My thesis supervisor is really smart. No, like, really smart.
Not to mention down-to-earth, incisive and articulate.
About the lecture
When: Thursday, October 7, 2010 5-6:30 pm
Where: Green College Coach House
Abstract: It has often been asserted as a democratic and scientific ideal that the discovery of objective facts and the dissemination of such information will drive action. But the line between what Bruno Latour calls matters of fact and matters of concern is anything but straightforward, and more often than not includes traversing not only the vagaries of media channels for mass communication, but also a diversity of meaning-making, ethics, and morality.
This talk will present research on such processes, providing insight into how Americans in various social and professional groups are translating, transforming, and re-articulating climate change for diverse constituents and wider publics.
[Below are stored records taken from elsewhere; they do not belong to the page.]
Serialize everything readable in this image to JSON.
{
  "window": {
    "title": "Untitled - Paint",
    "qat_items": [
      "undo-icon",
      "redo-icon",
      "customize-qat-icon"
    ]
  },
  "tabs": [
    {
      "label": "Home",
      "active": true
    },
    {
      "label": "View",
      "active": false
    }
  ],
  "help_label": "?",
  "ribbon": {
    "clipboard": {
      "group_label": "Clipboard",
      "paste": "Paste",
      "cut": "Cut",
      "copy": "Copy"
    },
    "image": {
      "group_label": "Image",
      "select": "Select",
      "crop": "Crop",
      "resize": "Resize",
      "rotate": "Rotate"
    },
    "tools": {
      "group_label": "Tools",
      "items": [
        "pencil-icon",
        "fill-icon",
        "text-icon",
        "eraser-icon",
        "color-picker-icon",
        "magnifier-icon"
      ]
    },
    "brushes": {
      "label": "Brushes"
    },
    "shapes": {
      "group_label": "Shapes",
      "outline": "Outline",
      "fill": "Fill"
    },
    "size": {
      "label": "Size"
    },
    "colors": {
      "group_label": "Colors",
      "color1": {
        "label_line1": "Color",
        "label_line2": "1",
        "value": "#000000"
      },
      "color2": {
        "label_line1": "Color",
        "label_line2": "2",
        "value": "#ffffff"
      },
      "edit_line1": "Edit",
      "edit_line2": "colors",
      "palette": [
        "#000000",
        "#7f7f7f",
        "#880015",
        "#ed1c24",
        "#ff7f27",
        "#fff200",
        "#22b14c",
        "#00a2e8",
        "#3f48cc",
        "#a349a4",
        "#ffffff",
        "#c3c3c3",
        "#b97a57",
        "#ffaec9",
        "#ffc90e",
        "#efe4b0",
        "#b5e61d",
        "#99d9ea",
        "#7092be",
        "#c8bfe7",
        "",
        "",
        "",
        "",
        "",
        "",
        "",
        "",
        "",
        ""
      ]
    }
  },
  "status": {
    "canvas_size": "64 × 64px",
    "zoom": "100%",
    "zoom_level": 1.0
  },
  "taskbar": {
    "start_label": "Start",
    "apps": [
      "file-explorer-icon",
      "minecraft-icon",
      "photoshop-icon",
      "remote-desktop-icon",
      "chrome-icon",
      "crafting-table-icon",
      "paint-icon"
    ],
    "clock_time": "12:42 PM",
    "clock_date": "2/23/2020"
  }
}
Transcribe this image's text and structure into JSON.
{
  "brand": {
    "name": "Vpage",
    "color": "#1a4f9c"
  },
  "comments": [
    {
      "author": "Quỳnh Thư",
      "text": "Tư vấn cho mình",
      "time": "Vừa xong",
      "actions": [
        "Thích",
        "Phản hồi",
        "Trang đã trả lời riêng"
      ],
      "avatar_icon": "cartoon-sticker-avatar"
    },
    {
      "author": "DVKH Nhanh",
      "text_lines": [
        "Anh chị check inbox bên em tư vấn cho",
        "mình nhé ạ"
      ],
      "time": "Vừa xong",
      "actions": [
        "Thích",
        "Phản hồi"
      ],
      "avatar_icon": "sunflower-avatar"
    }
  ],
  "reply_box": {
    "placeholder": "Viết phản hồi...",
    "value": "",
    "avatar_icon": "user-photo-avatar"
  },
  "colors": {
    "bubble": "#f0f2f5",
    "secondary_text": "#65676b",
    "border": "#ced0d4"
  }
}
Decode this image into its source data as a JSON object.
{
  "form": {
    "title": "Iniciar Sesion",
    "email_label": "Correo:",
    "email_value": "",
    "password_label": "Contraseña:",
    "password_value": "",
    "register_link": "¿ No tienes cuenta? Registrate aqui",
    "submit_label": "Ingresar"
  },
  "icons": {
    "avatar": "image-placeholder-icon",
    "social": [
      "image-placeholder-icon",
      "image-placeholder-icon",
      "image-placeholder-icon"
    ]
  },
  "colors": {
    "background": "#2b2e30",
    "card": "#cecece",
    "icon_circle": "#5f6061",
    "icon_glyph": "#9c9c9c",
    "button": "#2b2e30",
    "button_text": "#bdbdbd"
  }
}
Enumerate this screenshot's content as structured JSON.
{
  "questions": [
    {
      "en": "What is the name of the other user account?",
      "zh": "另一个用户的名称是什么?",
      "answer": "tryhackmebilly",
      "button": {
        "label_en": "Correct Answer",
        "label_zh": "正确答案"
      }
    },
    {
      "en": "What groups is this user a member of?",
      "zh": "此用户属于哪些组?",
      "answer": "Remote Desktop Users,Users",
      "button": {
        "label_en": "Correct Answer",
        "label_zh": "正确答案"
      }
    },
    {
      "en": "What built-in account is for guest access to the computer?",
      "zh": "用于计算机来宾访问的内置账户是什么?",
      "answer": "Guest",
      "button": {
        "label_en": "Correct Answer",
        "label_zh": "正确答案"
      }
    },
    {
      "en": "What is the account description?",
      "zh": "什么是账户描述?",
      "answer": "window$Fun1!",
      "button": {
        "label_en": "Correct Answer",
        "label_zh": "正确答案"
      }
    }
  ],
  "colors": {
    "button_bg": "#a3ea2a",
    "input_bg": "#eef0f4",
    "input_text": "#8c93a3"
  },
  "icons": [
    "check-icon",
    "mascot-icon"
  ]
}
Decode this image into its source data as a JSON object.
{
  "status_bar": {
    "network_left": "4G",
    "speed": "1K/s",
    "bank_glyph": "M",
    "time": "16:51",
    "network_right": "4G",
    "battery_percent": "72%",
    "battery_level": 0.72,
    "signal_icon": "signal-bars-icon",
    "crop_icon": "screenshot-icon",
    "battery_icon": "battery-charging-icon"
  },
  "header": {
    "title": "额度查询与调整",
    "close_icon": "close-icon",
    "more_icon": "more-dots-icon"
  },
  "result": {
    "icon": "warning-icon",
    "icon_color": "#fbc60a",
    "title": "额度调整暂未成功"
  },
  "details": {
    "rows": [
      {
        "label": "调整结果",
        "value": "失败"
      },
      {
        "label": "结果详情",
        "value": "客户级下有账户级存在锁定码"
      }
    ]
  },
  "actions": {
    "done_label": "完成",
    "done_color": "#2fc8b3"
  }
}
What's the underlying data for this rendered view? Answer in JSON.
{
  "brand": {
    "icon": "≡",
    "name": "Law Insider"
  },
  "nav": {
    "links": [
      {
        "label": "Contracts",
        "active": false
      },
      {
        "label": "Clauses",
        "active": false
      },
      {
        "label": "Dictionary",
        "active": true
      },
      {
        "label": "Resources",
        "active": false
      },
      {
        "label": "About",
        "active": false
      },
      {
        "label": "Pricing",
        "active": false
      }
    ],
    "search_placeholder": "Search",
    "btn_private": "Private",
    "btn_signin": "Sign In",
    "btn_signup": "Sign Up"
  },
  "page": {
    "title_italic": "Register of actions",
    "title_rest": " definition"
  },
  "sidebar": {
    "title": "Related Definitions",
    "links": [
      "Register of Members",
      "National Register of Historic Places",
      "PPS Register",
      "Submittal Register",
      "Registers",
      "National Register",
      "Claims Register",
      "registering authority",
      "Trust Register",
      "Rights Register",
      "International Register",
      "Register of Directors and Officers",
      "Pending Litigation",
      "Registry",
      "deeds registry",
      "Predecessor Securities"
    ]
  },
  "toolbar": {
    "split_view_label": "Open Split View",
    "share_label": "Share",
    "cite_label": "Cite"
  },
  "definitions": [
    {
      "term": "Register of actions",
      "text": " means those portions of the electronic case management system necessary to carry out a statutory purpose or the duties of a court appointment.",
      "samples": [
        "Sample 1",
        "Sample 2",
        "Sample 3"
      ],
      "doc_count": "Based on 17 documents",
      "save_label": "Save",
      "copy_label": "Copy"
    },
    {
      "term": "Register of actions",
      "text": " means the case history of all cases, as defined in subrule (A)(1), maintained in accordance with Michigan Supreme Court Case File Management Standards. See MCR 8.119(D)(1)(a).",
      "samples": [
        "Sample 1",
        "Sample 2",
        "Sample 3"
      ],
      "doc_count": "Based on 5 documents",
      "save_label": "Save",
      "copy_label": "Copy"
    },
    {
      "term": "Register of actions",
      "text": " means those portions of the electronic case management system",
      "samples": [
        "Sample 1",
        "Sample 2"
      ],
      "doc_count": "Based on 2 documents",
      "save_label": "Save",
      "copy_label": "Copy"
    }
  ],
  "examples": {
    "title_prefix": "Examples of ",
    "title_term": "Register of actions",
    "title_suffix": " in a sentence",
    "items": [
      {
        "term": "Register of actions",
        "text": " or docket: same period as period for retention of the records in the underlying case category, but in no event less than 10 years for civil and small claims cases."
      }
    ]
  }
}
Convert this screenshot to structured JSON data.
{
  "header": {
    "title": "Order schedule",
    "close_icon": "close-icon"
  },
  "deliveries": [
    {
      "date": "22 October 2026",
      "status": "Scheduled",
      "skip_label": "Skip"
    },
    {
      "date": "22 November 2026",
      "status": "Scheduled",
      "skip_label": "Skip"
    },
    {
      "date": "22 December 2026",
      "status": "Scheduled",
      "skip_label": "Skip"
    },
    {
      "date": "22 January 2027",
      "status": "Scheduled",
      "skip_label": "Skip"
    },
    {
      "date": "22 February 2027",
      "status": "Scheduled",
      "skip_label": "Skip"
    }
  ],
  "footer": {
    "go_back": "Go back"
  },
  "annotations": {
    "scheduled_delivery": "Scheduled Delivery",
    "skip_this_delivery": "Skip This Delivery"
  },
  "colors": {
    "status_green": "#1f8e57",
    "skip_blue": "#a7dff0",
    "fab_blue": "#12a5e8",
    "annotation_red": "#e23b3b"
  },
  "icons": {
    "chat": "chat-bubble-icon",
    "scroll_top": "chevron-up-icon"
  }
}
About the speaker
Candis is graduate of the Comparative Media Studies Program at the MIT, where she earned her Master of Science. She’s currently working on her Ph.D. in MIT’s Science, Technology, and Society program.
As a journalist, she has worked for a variety of media outlets, including the CBC, CTV, and the APTN (Aboriginal Peoples Television Network).
In addition to her Ph.D. work, Candis lectures at the UBC School of Journalism and is raising two young daughters with her partner in Vancouver.
If you’re in the Vancouver area, and you’re curious about Green College–an interdisciplinary graduate residence and frequent lecture venue–there’s no better time to visit than for Candis’ upcoming talk. Come for the love of learning and stay for the deliciousness of dinner. UBC students ($15) and members of the general public ($18) can purchase a three-course dinner ticket in advance or pay an extra toonie to simply walk in and join us on the day of the event.
We hope to see you soon!